In trying to win over his peers on a decisive growth strategy, Mr Obama will face a political headwind: he has lost some clout in the realm of economic diplomacy in his administration’s failure to secure congressional approval for governance changes at the IMF.

The five-year-old deal would restructure the emergency lender by giving emerging markets greater power at the fund, more in line with their burgeoning economic heft in the world.

Feeling disenfranchised, key emerging markets are crafting strategies to bypass Washington and its leverage at the fund, including replicating the IMF’s emergency-lender role with new cash reserve pools.

“The US failure to get supporting legislation for IMF quota reform is a huge black eye,” said Fred Bergsten, senior fellow and founding director of the Peterson Institute for International Economics.

By highlighting “the IMF’s role with regard to US national security priorities,” the White House is likely signalling that Mr Obama will redouble efforts at home to get the governance changes through Congress.

It’s still an open question, however, whether the new Republican majority will help or hinder the president’s plans.

IMF Cuts Africa Growth Forecast Because of Ebola Virus

By David Malingha Doya for Bloomberg

The International Monetary Fund reduced its growth forecast in sub-Saharan Africa because of the outbreak of the Ebola virus in West Africa and violence in at least five other countries.

Africa’s economy will expand 5 percent this year, about the same as in 2013, driven by infrastructure investment, a buoyant services sector and strong agriculture production, the IMF said today in an e-mailed statement. In April, the Washington-based fund forecast a 5.5 percent growth rate this year.

While low-income countries will spur expansion with growth of as much as 7 percent in 2014-2015, Antoinette Sayeh, director of the IMF’s Africa Department, said in a statement. Ebola has killed more than 4,500 people in Guinea, Liberia and Sierra Leone since the outbreak of the virus in December.

“The Ebola outbreak could have much larger regional spillovers, especially if it is more protracted or spreads to other countries, with trade, tourism, and investment confidence severely affected,” according to the IMF. “In Ebola-affected countries, fiscal accounts are likely to deteriorate, and, where public debt is manageable, fiscal deficits should be allowed to widen temporarily.”

Worsening insecurity stemming from civil wars and Islamist militant attacks could also curb Africa’s economic growth, according to the IMF.

Read Full Article

International Trade On the Rise As Demand For U.S. Made Goods Increases

By  |  Market Overview
Advanced economies are projected to climb 1.8% in 2014 and 2.4% in 2015. These growth projections are considered crucial for global expansion as well as for the progress of emerging and developing nations.

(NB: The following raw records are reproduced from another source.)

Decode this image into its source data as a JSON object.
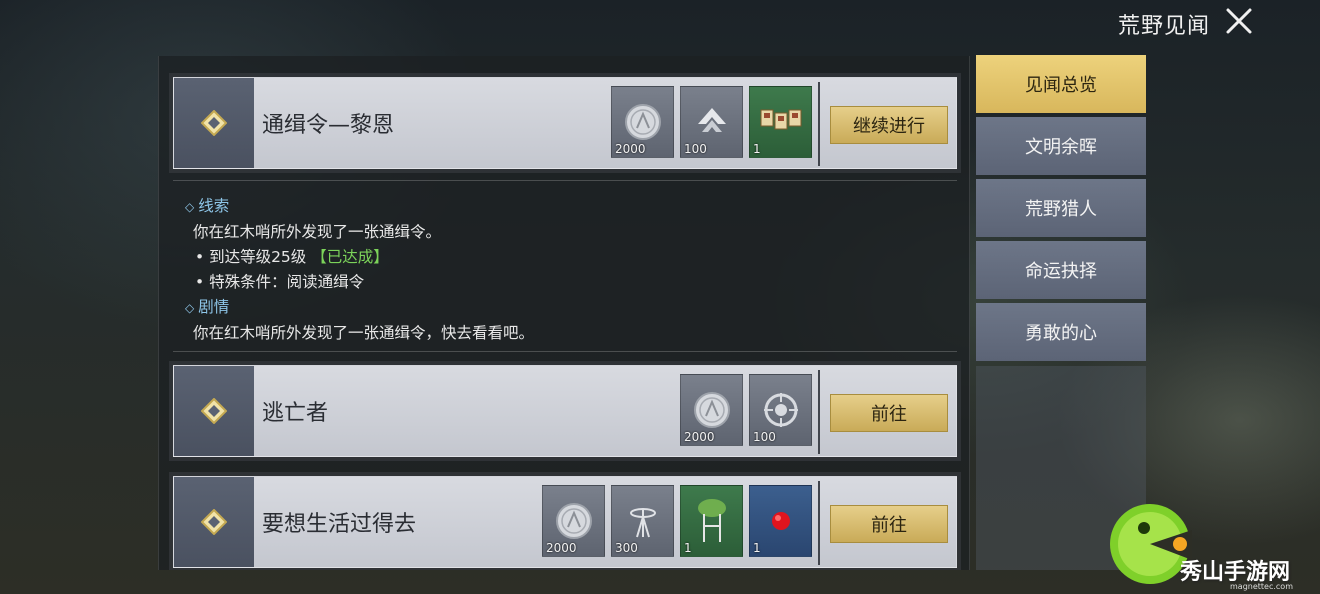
{
  "header": {
    "title": "荒野见闻"
  },
  "quests": [
    {
      "name": "通缉令—黎恩",
      "action_label": "继续进行",
      "rewards": [
        {
          "icon": "silver-coin-icon",
          "count": "2000"
        },
        {
          "icon": "experience-arrow-icon",
          "count": "100"
        },
        {
          "icon": "wanted-posters-icon",
          "count": "1"
        }
      ]
    },
    {
      "name": "逃亡者",
      "action_label": "前往",
      "rewards": [
        {
          "icon": "silver-coin-icon",
          "count": "2000"
        },
        {
          "icon": "emblem-badge-icon",
          "count": "100"
        }
      ]
    },
    {
      "name": "要想生活过得去",
      "action_label": "前往",
      "rewards": [
        {
          "icon": "silver-coin-icon",
          "count": "2000"
        },
        {
          "icon": "radio-tower-icon",
          "count": "300"
        },
        {
          "icon": "plant-stand-icon",
          "count": "1"
        },
        {
          "icon": "red-ball-icon",
          "count": "1"
        }
      ]
    }
  ],
  "detail": {
    "clue_title": "线索",
    "clue_text": "你在红木哨所外发现了一张通缉令。",
    "condition1": "• 到达等级25级",
    "condition1_status": "【已达成】",
    "condition2": "• 特殊条件：阅读通缉令",
    "story_title": "剧情",
    "story_text": "你在红木哨所外发现了一张通缉令，快去看看吧。"
  },
  "tabs": [
    "见闻总览",
    "文明余晖",
    "荒野猎人",
    "命运抉择",
    "勇敢的心"
  ],
  "active_tab": 0,
  "colors": {
    "accent_gold": "#d8b75c",
    "clue_blue": "#8ec6e8",
    "achieved_green": "#7cd35a"
  },
  "watermark": {
    "text": "秀山手游网",
    "sub": "magnettec.com"
  }
}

Emerging economies are predicted to grow by 4.6% in 2014 and 5.2% in 2015.

A chart displaying Gross Domestic Product (GDP) of the global economy as well as that of selected developed nations, including the U.S, Japan and the Eurozone, and emerging countries like China, India, Brazil and South Africa is provided below:

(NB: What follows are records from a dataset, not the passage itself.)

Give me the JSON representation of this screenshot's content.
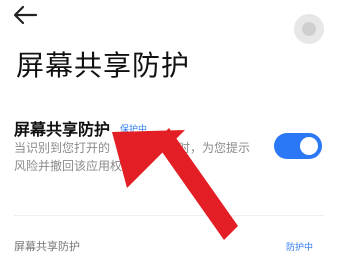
{
  "header": {
    "back_icon": "back-arrow-icon",
    "title": "屏幕共享防护",
    "help_icon": "help-circle-icon"
  },
  "setting": {
    "title": "屏幕共享防护",
    "status": "保护中",
    "description_line1": "当识别到您打开的",
    "description_line1_tail": "存在风险时，为您提示",
    "description_line2": "风险并撤回该应用权",
    "toggle_on": true,
    "toggle_color": "#2b78f6"
  },
  "row": {
    "label": "屏幕共享防护",
    "value": "防护中"
  },
  "annotation": {
    "arrow_color": "#e31e24"
  }
}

GDP Rates

GDP Rates

A spur in economic growth inducing more industrial activities is considered favorable for the expansion of the machinery industry. This direct correlation, right on the heels of the expected economic growth worldwide, makes us confident about the machinery industry. Across nations, the level of industrial activities is measured in terms of industrial production — output of the manufacturing, mining and utilities sectors.

A brief discussion on the prospects of the machinery industry in different nations has been provided below.

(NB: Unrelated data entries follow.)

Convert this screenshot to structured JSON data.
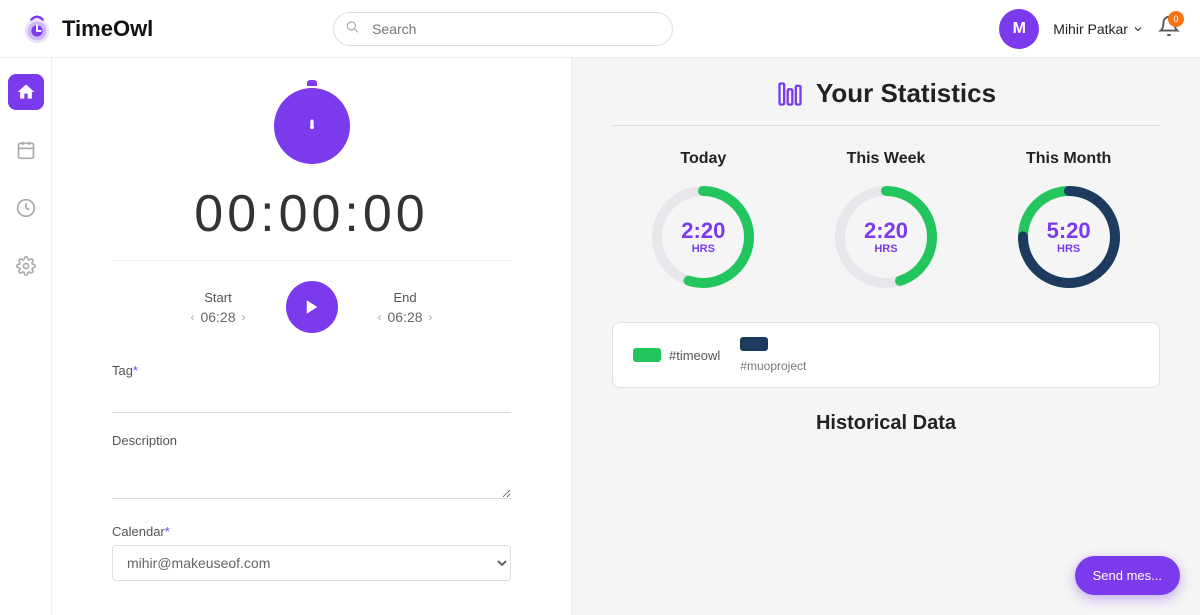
{
  "header": {
    "logo_text": "TimeOwl",
    "search_placeholder": "Search",
    "user_initial": "M",
    "user_name": "Mihir Patkar",
    "notification_count": "0"
  },
  "sidebar": {
    "items": [
      {
        "icon": "home",
        "label": "Home",
        "active": true
      },
      {
        "icon": "calendar",
        "label": "Calendar",
        "active": false
      },
      {
        "icon": "clock",
        "label": "History",
        "active": false
      },
      {
        "icon": "settings",
        "label": "Settings",
        "active": false
      }
    ]
  },
  "timer": {
    "display": "00:00:00",
    "start_label": "Start",
    "start_time": "06:28",
    "end_label": "End",
    "end_time": "06:28",
    "tag_label": "Tag",
    "tag_required": "*",
    "description_label": "Description",
    "calendar_label": "Calendar",
    "calendar_required": "*",
    "calendar_value": "mihir@makeuseof.com"
  },
  "stats": {
    "title": "Your Statistics",
    "periods": [
      {
        "label": "Today",
        "time": "2:20",
        "unit": "HRS",
        "progress": 0.55,
        "color": "#22c55e",
        "track": "#e5e7eb"
      },
      {
        "label": "This Week",
        "time": "2:20",
        "unit": "HRS",
        "progress": 0.45,
        "color": "#22c55e",
        "track": "#e5e7eb"
      },
      {
        "label": "This Month",
        "time": "5:20",
        "unit": "HRS",
        "progress": 0.75,
        "color": "#1e3a5f",
        "track": "#22c55e"
      }
    ],
    "legend": [
      {
        "tag": "#timeowl",
        "color": "#22c55e"
      },
      {
        "tag": "#muoproject",
        "color": "#1e3a5f"
      }
    ],
    "historical_label": "Historical Data"
  },
  "chat": {
    "button_label": "Send mes..."
  }
}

Prospects in the United States

International trade is on the rise. Export demand for U.S-made goods, especially automotive vehicles and parts, consumer articles, industrial supplies and materials, and food and beverages, increased by roughly $2 billion to $198 billion in July.

The world’s largest economy held nearly 16.5% of the global GDP on purchasing power parity (PPP) basis, in 2013. Over the last five years, the country’s GDP growth movement were in sync with its industrial production. With the IMF anticipating the economy to grow by 1.7% in 2014 and 3% in 2015, one can gather a fair idea about the growth prospects of the machinery industry.

Read all